Things coming to an end aren’t always happy experiences, unless the thing ending is back pain.
In this final column of a three-part series on back pain, massage therapist Brigitte Papp shares some useful pointers that may help ease back pain. If you missed the first two columns, you can find them at www.lvrj.com/trainer.
To review the most recent column, tight pectoral muscles can lead to bad posture by rounding the shoulders forward. Back and neck pain can follow. A forward head is the postural malalignment of the neck that moves the head from its neutral position. Upper back pain can result from overstretched back muscles pulled by the dominant muscles in the front of the body.
Common causes for chest dominance are uneven upper body workouts, desk jobs and slouching. Stress and depression often cause people to slouch, which can exacerbate muscular dominance.
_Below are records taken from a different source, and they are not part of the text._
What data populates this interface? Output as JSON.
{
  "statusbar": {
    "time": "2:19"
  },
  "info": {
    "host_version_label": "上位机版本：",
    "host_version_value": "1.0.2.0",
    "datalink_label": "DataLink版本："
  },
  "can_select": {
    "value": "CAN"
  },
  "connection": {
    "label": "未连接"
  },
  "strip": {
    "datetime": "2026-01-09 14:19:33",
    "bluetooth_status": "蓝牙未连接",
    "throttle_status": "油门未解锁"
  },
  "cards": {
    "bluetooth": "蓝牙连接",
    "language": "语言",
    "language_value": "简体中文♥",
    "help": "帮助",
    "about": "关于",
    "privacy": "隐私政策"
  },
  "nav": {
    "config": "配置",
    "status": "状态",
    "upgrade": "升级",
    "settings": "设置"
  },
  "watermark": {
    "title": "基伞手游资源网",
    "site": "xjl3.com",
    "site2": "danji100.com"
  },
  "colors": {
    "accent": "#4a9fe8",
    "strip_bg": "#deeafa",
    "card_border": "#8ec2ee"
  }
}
The strategy to create muscle balance out of muscle imbalance is to strengthen the weak side and relax the tight side. Pecs are often tight and can be relaxed with a few stretches at home.
Picking up from those points made last week, the latissimus dorsi (lats) also can contribute to these issues. The lats are a pretty amazing muscle. They have origination points most of the way up the back. Starting at the iliac crest of the pelvis there are insertion points in ribs 9-12 and up into the spinous process of T7-T12. With all of these origin points the lats culminate in one attachment site on the upper arm.
Because of this attachment site on the arm, shortened and tightened lats can pull the shoulders into a forward and rounded position similar to that caused by tight pectorals. This also shortens the pectorals and stretches the muscles of the upper back including the rhomboids and trapezius. The tightness in the front of the body can lead to pain in the upper back.
Today’s stretches include one for the lats and a unique stretch for the chest. The lat stretch is just that, a stretch with a two-second hold. It can make a world of difference in your quest for muscle balance.
The pectoral stretch is a proprioceptive neuromuscular facilitation, or PNF, stretch. This type of stretch uses physics. For every action, there is an equal and opposite reaction. Applied to stretching: The tension of a muscle will result in an equal relaxation of that same muscle. In the door pec stretch, you press against a doorframe for 10 seconds and then observe an increased range of motion upon the release. It’s kind of amazing to add 15 degrees to your range of motion in a few minutes.
If your back pain is caused by muscle imbalances, these stretches should help. If your pain doesn’t decrease, you may have a different issue. See your favorite massage therapist to better understand how everyday activity contributes to your muscle balance.
Check out the videos online for a more thorough walk-through of the stretches.
Brigitte Papp is a massage therapist specializing in orthopedic massage in Las Vegas. She can be contacted at www.oasismedicalmassage.net. Chris Huth is a Las Vegas trainer. He can be reached at email@example.com. Consult your physician before beginning any exercise program.